Stored records:
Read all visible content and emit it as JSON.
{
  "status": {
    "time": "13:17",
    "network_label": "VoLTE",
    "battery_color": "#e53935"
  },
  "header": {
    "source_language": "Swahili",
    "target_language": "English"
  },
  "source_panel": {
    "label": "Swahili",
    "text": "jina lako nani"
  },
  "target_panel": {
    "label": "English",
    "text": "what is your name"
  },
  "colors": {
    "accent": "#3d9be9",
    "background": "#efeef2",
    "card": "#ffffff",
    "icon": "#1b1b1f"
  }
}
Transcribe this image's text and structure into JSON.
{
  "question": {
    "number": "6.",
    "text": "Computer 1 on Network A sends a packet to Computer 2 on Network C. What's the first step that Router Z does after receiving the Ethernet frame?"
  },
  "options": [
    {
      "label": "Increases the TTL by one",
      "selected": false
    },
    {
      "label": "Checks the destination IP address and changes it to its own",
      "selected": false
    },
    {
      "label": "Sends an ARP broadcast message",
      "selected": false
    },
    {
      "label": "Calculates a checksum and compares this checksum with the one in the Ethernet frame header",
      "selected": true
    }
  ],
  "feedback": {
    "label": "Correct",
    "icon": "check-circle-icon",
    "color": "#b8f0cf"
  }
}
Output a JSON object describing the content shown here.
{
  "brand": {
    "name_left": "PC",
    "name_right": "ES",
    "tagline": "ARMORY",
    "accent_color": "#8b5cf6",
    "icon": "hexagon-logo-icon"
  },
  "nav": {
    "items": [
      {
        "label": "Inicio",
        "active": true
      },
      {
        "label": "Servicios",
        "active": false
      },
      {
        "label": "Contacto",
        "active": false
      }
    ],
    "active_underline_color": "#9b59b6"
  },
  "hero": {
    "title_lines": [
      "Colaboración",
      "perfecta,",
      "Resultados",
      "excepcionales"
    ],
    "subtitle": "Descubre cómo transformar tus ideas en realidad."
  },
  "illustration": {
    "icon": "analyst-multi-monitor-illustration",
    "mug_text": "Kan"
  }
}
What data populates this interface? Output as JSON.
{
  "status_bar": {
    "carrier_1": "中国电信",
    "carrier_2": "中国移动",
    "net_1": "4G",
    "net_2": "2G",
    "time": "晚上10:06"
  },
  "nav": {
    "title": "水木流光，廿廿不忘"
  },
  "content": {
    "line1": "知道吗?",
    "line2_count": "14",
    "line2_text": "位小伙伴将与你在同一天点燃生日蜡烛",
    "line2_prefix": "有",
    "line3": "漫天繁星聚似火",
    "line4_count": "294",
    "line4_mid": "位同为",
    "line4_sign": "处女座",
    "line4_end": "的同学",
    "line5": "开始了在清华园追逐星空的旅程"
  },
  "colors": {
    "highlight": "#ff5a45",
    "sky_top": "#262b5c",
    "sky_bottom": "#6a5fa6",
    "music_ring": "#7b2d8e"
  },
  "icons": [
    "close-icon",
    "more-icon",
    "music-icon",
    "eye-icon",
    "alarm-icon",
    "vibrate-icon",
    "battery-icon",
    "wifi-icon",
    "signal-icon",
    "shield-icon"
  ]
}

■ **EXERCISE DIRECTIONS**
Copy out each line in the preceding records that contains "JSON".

■ **RESPONSE TO THIS TASK**
Read all visible content and emit it as JSON.
Transcribe this image's text and structure into JSON.
Output a JSON object describing the content shown here.
What data populates this interface? Output as JSON.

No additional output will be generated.